#### [PROVIDED RECORDS]
_ _ _

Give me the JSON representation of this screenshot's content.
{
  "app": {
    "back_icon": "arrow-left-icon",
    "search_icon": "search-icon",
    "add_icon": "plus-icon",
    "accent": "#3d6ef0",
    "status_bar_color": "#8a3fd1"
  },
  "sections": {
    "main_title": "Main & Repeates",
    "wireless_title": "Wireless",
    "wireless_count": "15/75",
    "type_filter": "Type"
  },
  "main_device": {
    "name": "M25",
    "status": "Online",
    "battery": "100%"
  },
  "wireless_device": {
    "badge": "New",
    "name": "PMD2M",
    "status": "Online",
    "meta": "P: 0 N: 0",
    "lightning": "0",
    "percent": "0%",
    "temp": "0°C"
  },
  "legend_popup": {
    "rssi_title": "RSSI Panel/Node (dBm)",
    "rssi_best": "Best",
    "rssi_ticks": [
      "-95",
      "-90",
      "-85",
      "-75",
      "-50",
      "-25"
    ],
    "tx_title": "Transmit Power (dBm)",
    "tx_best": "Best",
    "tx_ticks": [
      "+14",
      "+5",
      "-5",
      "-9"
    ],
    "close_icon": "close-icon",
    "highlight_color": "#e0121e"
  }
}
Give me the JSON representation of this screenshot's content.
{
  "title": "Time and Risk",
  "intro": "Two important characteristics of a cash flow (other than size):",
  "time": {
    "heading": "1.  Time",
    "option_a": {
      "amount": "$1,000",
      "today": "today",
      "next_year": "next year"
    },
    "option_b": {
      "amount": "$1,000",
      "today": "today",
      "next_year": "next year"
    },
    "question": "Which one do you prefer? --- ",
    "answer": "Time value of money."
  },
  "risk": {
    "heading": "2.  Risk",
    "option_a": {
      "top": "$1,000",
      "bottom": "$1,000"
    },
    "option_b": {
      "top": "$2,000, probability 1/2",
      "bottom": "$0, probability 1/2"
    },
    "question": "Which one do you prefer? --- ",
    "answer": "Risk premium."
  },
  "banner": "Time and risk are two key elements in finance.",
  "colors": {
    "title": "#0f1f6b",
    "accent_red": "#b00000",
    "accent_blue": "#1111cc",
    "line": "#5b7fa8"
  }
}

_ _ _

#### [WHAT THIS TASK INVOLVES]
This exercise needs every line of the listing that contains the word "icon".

#### [OUTPUT OF THE TASK]
    "back_icon": "arrow-left-icon",
    "search_icon": "search-icon",
    "add_icon": "plus-icon",
    "close_icon": "close-icon",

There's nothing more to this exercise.